··· Given records ···
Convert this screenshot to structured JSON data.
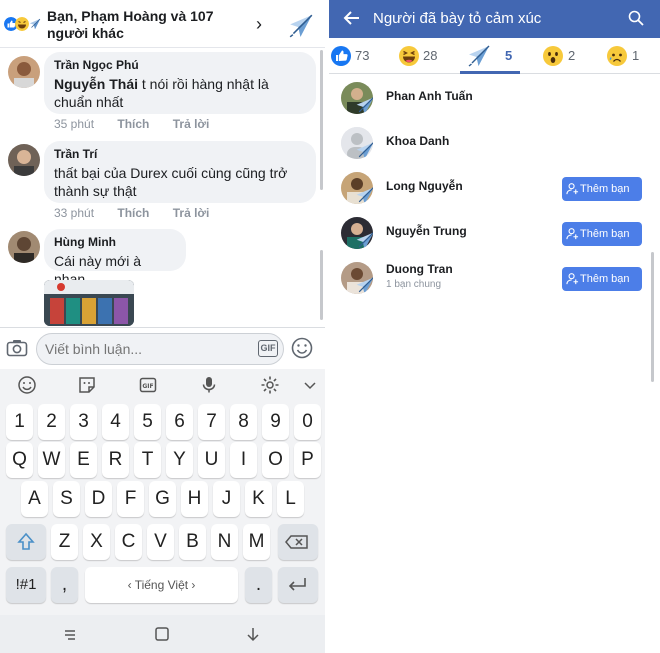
{
  "left": {
    "header": {
      "title": "Bạn, Phạm Hoàng và 107 người khác",
      "chevron_icon": "chevron-right-icon",
      "reaction_icon": "airplane-icon"
    },
    "comments": [
      {
        "author": "Trần Ngọc Phú",
        "tag": "Nguyễn Thái",
        "text": " t nói rồi hàng nhật là chuẩn nhất",
        "time": "35 phút",
        "like": "Thích",
        "reply": "Trả lời"
      },
      {
        "author": "Trần Trí",
        "tag": "",
        "text": "thất bại của Durex cuối cùng cũng trở thành sự thật",
        "time": "33 phút",
        "like": "Thích",
        "reply": "Trả lời"
      },
      {
        "author": "Hùng Minh",
        "tag": "",
        "text": "Cái này mới à nhan",
        "time": "",
        "like": "",
        "reply": ""
      }
    ],
    "composer": {
      "placeholder": "Viết bình luận...",
      "gif_label": "GIF"
    },
    "keyboard": {
      "row_numbers": [
        "1",
        "2",
        "3",
        "4",
        "5",
        "6",
        "7",
        "8",
        "9",
        "0"
      ],
      "row1": [
        "Q",
        "W",
        "E",
        "R",
        "T",
        "Y",
        "U",
        "I",
        "O",
        "P"
      ],
      "row2": [
        "A",
        "S",
        "D",
        "F",
        "G",
        "H",
        "J",
        "K",
        "L"
      ],
      "row3": [
        "Z",
        "X",
        "C",
        "V",
        "B",
        "N",
        "M"
      ],
      "symbols_key": "!#1",
      "comma_key": ",",
      "space_label": "‹ Tiếng Việt ›",
      "period_key": "."
    }
  },
  "right": {
    "header": {
      "title": "Người đã bày tỏ cảm xúc"
    },
    "tabs": [
      {
        "icon": "like-icon",
        "count": "73"
      },
      {
        "icon": "haha-icon",
        "count": "28"
      },
      {
        "icon": "airplane-icon",
        "count": "5"
      },
      {
        "icon": "wow-icon",
        "count": "2"
      },
      {
        "icon": "sad-icon",
        "count": "1"
      }
    ],
    "people": [
      {
        "name": "Phan Anh Tuấn",
        "sub": "",
        "button": ""
      },
      {
        "name": "Khoa Danh",
        "sub": "",
        "button": ""
      },
      {
        "name": "Long Nguyễn",
        "sub": "",
        "button": "Thêm bạn bè"
      },
      {
        "name": "Nguyễn Trung",
        "sub": "",
        "button": "Thêm bạn bè"
      },
      {
        "name": "Duong Tran",
        "sub": "1 bạn chung",
        "button": "Thêm bạn bè"
      }
    ]
  },
  "colors": {
    "facebook_blue": "#4267b2",
    "add_button": "#4c7ee8",
    "bubble_bg": "#f0f2f5"
  }
}
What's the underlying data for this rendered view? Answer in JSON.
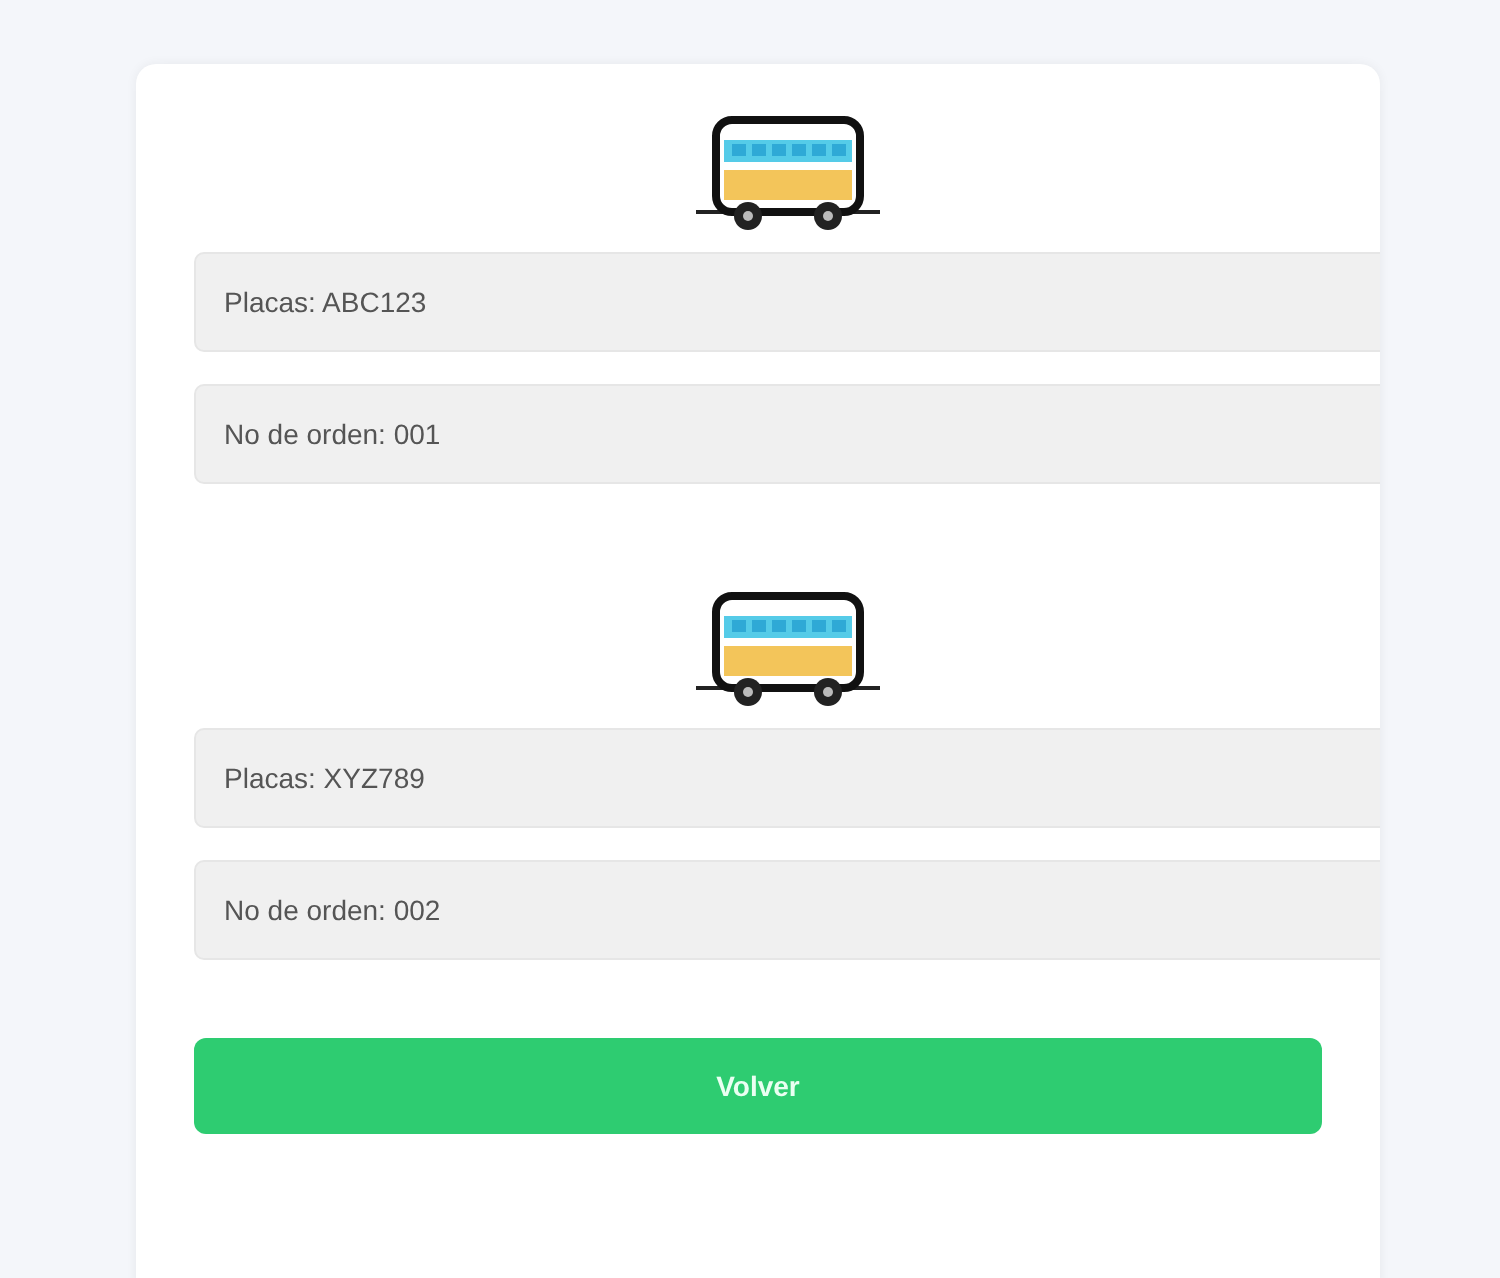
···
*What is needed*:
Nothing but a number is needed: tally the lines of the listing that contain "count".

*Exercise response*:
5